This dress by a designer named Daniela Gregis and a recent resurgence in love for all things Jane Austen have inspired a new project. Daniela Gregis' dress appears to be a light white muslin of several layers with the gathering at the neckline. My version will have pleats instead of gathers and be more fitted at the top. So far I've managed the pleats at the front and back of my test version (made from an Ikea bedsheet). Now I need to figure out where to place the darts and how I'm going to do the sleeves and finishing. I like the simplicity of Gregis' dress but I don't think it would look right on me. I'm also considering a neckline more akin to Elizabeth Bennet's dresses than Gregis', something lower and more rounded but less revealing.

I recently re-watched the 1995 BBC version of Pride & Prejudice (from which the images are taken) and it was wonderful, so much better than Hollywood's recent effort. I spent a lot of time gazing at the costumes, especially the dresses and short jackets. I was also drawn by the short lace shawls they wear over their dresses when going out. I rather fancy making a little white lace shawl to wear too. I also love the boots they wear in the film with their little buttons and small heels. I'd love to wear all the costumes actually, just as they are, but I'm afraid I'd look rather silly. Sigh...

The orange linen jacket. Note the little buttons & trim

The green velvet jacket

All images of the film are taken from:

Sunday, September 6, 2009


Sophie the sheep models the yellow organic wool hat

details of the yellow hat

leaf-inspired pattern on the sides of the hat

back view of the hat on Sophie the sheep

Sophie the sheep models the brown beanie

closeup of the puff stitches on the sides of the beanie

Sophie models the brown beanie

Two hats I completed recently. The yellow one is my own design, imagined as I was going along, while the brown one is from the book 'Cool Crocheted Hats'. Both were fast to make, only about 3 hours in front of the TV, which, as I was also watching TV, probably equates to 1.5 hours work.
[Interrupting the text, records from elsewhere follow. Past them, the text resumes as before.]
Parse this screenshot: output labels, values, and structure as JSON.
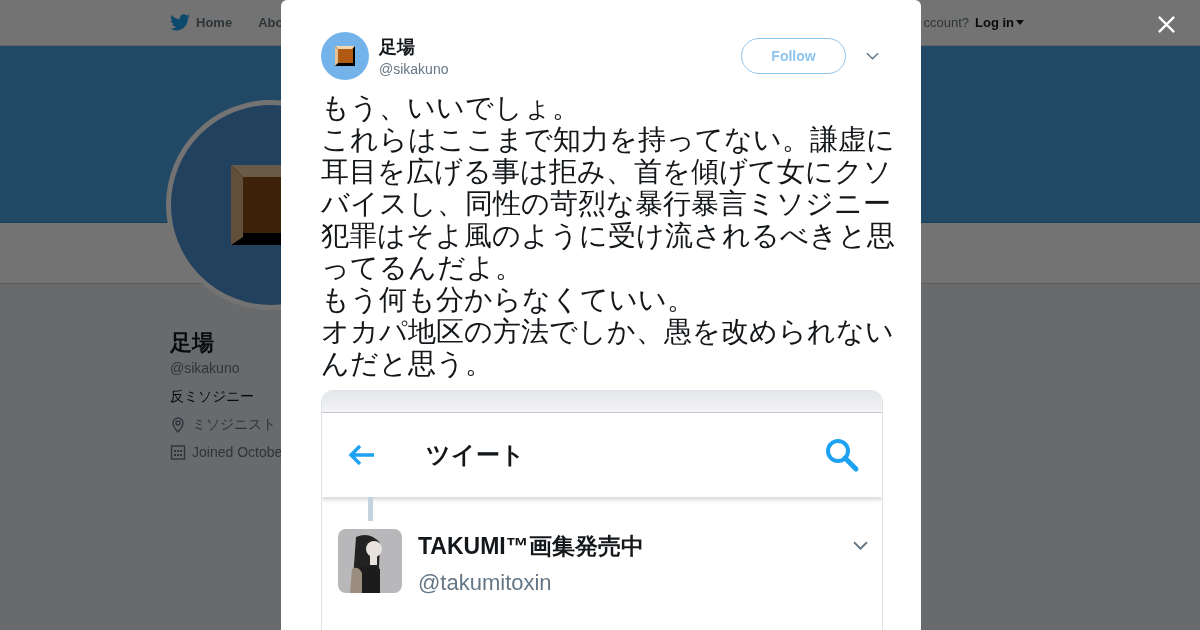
{
  "background_page": {
    "nav": {
      "home": "Home",
      "about": "Abo",
      "account_prompt": "ccount?",
      "login": "Log in"
    },
    "profile": {
      "name": "足場",
      "handle": "@sikakuno",
      "bio": "反ミソジニー",
      "location": "ミソジニスト",
      "joined": "Joined Octobe"
    }
  },
  "tweet": {
    "author": {
      "name": "足場",
      "handle": "@sikakuno"
    },
    "follow_button": "Follow",
    "text": [
      "もう、いいでしょ。",
      "これらはここまで知力を持ってない。謙虚に耳目を広げる事は拒み、首を傾げて女にクソバイスし、同性の苛烈な暴行暴言ミソジニー犯罪はそよ風のように受け流されるべきと思ってるんだよ。",
      "もう何も分からなくていい。",
      "オカパ地区の方法でしか、愚を改められないんだと思う。"
    ],
    "embedded_image": {
      "title": "ツイート",
      "author_name": "TAKUMI™画集発売中",
      "author_handle": "@takumitoxin"
    }
  }
}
The brown is a wool/acrylic blend which isn't too hot for this tropical weather, while the yellow is an organically dyed 100% wool (yes I know I can make that myself, but it was lovely and I couldn't resist buying it!). I love the yellow colour, but it looks kinda bad next to my skin. It may find its way to another owner in due time. The brown wool is a new favourite though. I usually prefer 'natural' fibres, but this is a really good blend. Time will tell how it ages/wears and washes though. I've already knitted a scarf in it since I made this hat and due to its semi-chunky weight, it knits up nice and quick. I might buy another ball to knit the beloved Mr a hat as he has expressed a liking for mine.